# Assignment
Pull out every line with the word "name" from the entries below.

== Provided material ==

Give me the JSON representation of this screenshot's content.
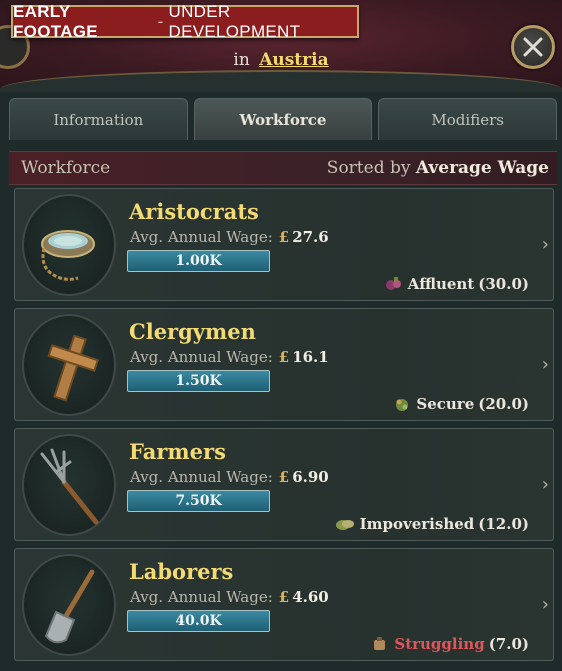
{
  "badge": {
    "strong": "EARLY FOOTAGE",
    "dash": "-",
    "rest": "UNDER DEVELOPMENT"
  },
  "location": {
    "prefix": "in",
    "country": "Austria"
  },
  "tabs": [
    {
      "label": "Information"
    },
    {
      "label": "Workforce"
    },
    {
      "label": "Modifiers"
    }
  ],
  "section": {
    "title": "Workforce",
    "sort_prefix": "Sorted by",
    "sort_key": "Average Wage"
  },
  "wage_label": "Avg. Annual Wage:",
  "currency_symbol": "£",
  "pops": [
    {
      "name": "Aristocrats",
      "wage": "27.6",
      "size": "1.00K",
      "status": "Affluent",
      "status_value": "(30.0)",
      "icon": "bowl-icon",
      "status_icon": "affluent-icon"
    },
    {
      "name": "Clergymen",
      "wage": "16.1",
      "size": "1.50K",
      "status": "Secure",
      "status_value": "(20.0)",
      "icon": "cross-icon",
      "status_icon": "secure-icon"
    },
    {
      "name": "Farmers",
      "wage": "6.90",
      "size": "7.50K",
      "status": "Impoverished",
      "status_value": "(12.0)",
      "icon": "pitchfork-icon",
      "status_icon": "impoverished-icon"
    },
    {
      "name": "Laborers",
      "wage": "4.60",
      "size": "40.0K",
      "status": "Struggling",
      "status_value": "(7.0)",
      "icon": "shovel-icon",
      "status_icon": "struggling-icon"
    }
  ],
  "colors": {
    "accent_gold": "#f3da72",
    "struggling_red": "#e0555a",
    "badge_red": "#8b1d1f"
  }
}
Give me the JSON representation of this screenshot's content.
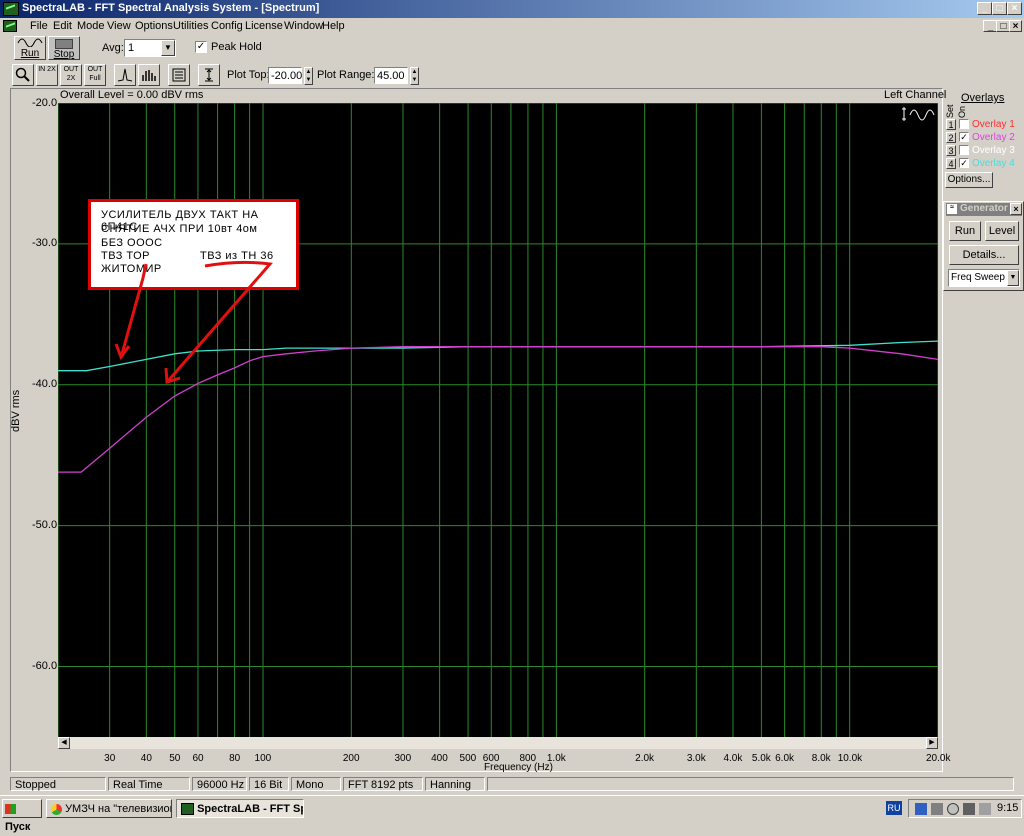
{
  "window": {
    "title": "SpectraLAB - FFT Spectral Analysis System - [Spectrum]"
  },
  "menu": [
    "File",
    "Edit",
    "Mode",
    "View",
    "Options",
    "Utilities",
    "Config",
    "License",
    "Window",
    "Help"
  ],
  "toolbar": {
    "run_label": "Run",
    "stop_label": "Stop",
    "avg_label": "Avg:",
    "avg_value": "1",
    "peak_hold_label": "Peak Hold",
    "peak_hold_checked": true,
    "plot_top_label": "Plot Top:",
    "plot_top_value": "-20.00",
    "plot_range_label": "Plot Range:",
    "plot_range_value": "45.00",
    "zoom_in_label": "IN 2X",
    "zoom_out_label": "OUT 2X",
    "zoom_full_label": "OUT Full"
  },
  "plot": {
    "overall_level": "Overall Level = 0.00 dBV rms",
    "channel": "Left Channel"
  },
  "chart_data": {
    "type": "line",
    "ylabel": "dBV rms",
    "xlabel": "Frequency (Hz)",
    "x_scale": "log",
    "xlim": [
      20,
      20000
    ],
    "ylim": [
      -65,
      -20
    ],
    "grid": true,
    "yticks": [
      "-20.0",
      "-30.0",
      "-40.0",
      "-50.0",
      "-60.0"
    ],
    "ytick_values": [
      -20,
      -30,
      -40,
      -50,
      -60
    ],
    "xticks": [
      "30",
      "40",
      "50",
      "60",
      "80",
      "100",
      "200",
      "300",
      "400",
      "500",
      "600",
      "800",
      "1.0k",
      "2.0k",
      "3.0k",
      "4.0k",
      "5.0k",
      "6.0k",
      "8.0k",
      "10.0k",
      "20.0k"
    ],
    "xtick_values": [
      30,
      40,
      50,
      60,
      80,
      100,
      200,
      300,
      400,
      500,
      600,
      800,
      1000,
      2000,
      3000,
      4000,
      5000,
      6000,
      8000,
      10000,
      20000
    ],
    "series": [
      {
        "name": "Overlay 4",
        "color": "#40e0d0",
        "x": [
          20,
          25,
          30,
          40,
          50,
          60,
          80,
          100,
          120,
          150,
          200,
          300,
          500,
          1000,
          2000,
          5000,
          10000,
          15000,
          20000
        ],
        "y": [
          -39.0,
          -39.0,
          -38.7,
          -38.2,
          -37.8,
          -37.6,
          -37.5,
          -37.5,
          -37.4,
          -37.4,
          -37.4,
          -37.4,
          -37.3,
          -37.3,
          -37.3,
          -37.3,
          -37.2,
          -37.0,
          -36.9
        ]
      },
      {
        "name": "Overlay 2",
        "color": "#d040d0",
        "x": [
          20,
          24,
          30,
          40,
          50,
          60,
          70,
          80,
          90,
          100,
          120,
          150,
          200,
          300,
          500,
          1000,
          2000,
          5000,
          8000,
          10000,
          15000,
          20000
        ],
        "y": [
          -46.2,
          -46.2,
          -44.5,
          -42.3,
          -40.8,
          -39.9,
          -39.3,
          -38.8,
          -38.3,
          -38.0,
          -37.8,
          -37.6,
          -37.4,
          -37.3,
          -37.3,
          -37.3,
          -37.3,
          -37.3,
          -37.3,
          -37.4,
          -37.8,
          -38.2
        ]
      }
    ]
  },
  "annotation": {
    "lines": [
      "УСИЛИТЕЛЬ  ДВУХ  ТАКТ  НА 6П41С",
      "СНЯТИЕ  АЧХ  ПРИ  10вт   4ом",
      "БЕЗ  ОООС",
      "ТВЗ  ТОР",
      "ЖИТОМИР"
    ],
    "right_label": "ТВЗ  из  ТН 36"
  },
  "overlays": {
    "title": "Overlays",
    "col_set": "Set",
    "col_on": "On",
    "items": [
      {
        "num": "1",
        "label": "Overlay 1",
        "checked": false,
        "color": "#ff3030"
      },
      {
        "num": "2",
        "label": "Overlay 2",
        "checked": true,
        "color": "#e040e0"
      },
      {
        "num": "3",
        "label": "Overlay 3",
        "checked": false,
        "color": "#ffffff"
      },
      {
        "num": "4",
        "label": "Overlay 4",
        "checked": true,
        "color": "#40e0e0"
      }
    ],
    "options_label": "Options..."
  },
  "generator": {
    "title": "Generator",
    "run_label": "Run",
    "level_label": "Level",
    "details_label": "Details...",
    "mode_value": "Freq Sweep"
  },
  "status": [
    "Stopped",
    "Real Time",
    "96000 Hz",
    "16 Bit",
    "Mono",
    "FFT 8192 pts",
    "Hanning"
  ],
  "taskbar": {
    "start_label": "Пуск",
    "task1": "УМЗЧ на \"телевизионн...",
    "task2": "SpectraLAB - FFT Spe...",
    "lang": "RU",
    "time": "9:15"
  }
}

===

# The completed task
      "name": "Aristocrats",
      "name": "Clergymen",
      "name": "Farmers",
      "name": "Laborers",
        "name": "Overlay 4",
        "name": "Overlay 2",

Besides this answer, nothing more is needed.